Engineers in Scotland used a drone to reconnect the remote community after a landslide saw its communication cut off.
The Openreach team used a drone to fly a cable over the safety exclusion zone allowing them to reconnect the remote highland community to the existing network.
After reconnecting the cable, the team then walked three miles in a downpour of rain and hail to the next radio sub-station to make sure all six lines had a dial tone.
On November 22nd, a landslide which saw 9,000 tons of soil and rock crash 2,500ft onto the road outside Kinloch Hourn occurred. The landslide completely destroyed the road and left Kinloch Hourn disconnected, the phone fault was only reported this week.
Fraser MacDougall, Openreach operations manager for Highlands and Islands, said: “As there is no mobile reception at Kinloch Hourn, the radio link is the main means of communication and summoning help in emergencies.
“It was important to get it restored so that residents have access to services while clean up and stabilisation works are completed. It initially looked impossible due to the exclusion zone and road closure, but then we hit on the idea of using the drone.”
Recently, drones were deployed in River Findhorn to help Openreach engineers lay armoured cable in remote areas as part of a project to bring more reliable, ultrafast broadband to the residents of Glenmazeran. Robert Thorburn, partnership director for Openreach in Scotland, said that the use of drones not only helped the company to deliver broadband faster, it also drove down delivery costs significantly.
Increasingly, drones are being deployed to assist in a variety of situations such as the ones above as often they are fastest and safest option in a hostile environment to gain access to people in trouble.
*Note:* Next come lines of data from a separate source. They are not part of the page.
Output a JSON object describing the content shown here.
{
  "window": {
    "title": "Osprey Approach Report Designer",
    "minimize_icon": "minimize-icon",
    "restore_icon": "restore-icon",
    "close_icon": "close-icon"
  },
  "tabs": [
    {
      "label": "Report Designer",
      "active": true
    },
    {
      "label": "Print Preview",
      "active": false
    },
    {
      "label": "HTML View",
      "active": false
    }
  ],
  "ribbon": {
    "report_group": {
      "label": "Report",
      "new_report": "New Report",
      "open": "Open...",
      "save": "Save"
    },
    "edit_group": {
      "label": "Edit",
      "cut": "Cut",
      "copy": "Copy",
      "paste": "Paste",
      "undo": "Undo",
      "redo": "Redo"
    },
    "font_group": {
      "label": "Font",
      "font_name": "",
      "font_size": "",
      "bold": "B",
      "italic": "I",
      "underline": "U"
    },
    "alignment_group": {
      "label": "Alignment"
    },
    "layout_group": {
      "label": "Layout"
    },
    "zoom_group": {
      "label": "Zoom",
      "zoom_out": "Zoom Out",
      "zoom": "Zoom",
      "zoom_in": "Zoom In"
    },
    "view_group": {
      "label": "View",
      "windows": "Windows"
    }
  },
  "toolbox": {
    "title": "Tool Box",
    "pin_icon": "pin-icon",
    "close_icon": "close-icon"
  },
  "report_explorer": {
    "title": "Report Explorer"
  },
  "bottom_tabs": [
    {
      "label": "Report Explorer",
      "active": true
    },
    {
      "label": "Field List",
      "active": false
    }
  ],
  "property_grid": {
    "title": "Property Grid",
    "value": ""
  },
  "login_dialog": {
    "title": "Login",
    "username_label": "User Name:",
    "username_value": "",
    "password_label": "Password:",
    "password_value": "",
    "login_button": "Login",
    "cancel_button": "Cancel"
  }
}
Drones are currently being trialed for use in sea search and rescue operations.